What to produce: Take each line of the entries below that contains "text" and copy it.

Task data:
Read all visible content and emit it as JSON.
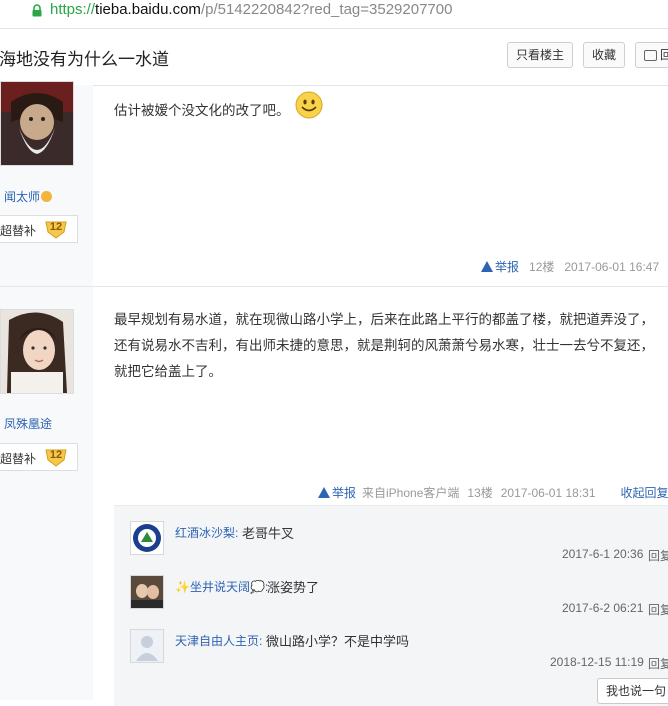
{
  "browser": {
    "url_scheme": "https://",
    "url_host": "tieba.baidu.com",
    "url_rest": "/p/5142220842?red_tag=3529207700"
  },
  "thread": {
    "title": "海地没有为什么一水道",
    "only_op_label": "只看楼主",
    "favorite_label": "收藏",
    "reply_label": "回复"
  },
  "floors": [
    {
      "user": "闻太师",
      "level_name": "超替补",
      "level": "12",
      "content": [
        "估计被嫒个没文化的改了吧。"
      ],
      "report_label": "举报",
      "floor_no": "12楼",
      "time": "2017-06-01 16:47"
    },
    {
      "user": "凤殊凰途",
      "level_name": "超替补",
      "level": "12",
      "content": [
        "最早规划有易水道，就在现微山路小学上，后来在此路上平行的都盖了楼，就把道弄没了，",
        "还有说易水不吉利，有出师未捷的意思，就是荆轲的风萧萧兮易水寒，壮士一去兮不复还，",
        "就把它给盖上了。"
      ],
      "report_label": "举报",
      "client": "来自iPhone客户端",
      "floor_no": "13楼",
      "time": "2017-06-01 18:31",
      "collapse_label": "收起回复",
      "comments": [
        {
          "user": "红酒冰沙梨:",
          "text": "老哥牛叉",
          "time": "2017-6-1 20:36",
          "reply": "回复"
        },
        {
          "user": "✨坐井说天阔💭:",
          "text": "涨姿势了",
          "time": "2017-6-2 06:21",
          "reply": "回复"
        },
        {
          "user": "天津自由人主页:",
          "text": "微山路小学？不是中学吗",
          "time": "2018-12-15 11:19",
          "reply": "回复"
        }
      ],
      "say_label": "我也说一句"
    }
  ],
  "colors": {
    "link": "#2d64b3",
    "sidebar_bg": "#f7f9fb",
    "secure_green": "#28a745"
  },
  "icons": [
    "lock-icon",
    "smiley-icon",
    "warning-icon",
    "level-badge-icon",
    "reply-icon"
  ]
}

The completed task:
          "text": "老哥牛叉",
          "text": "涨姿势了",
          "text": "微山路小学？不是中学吗",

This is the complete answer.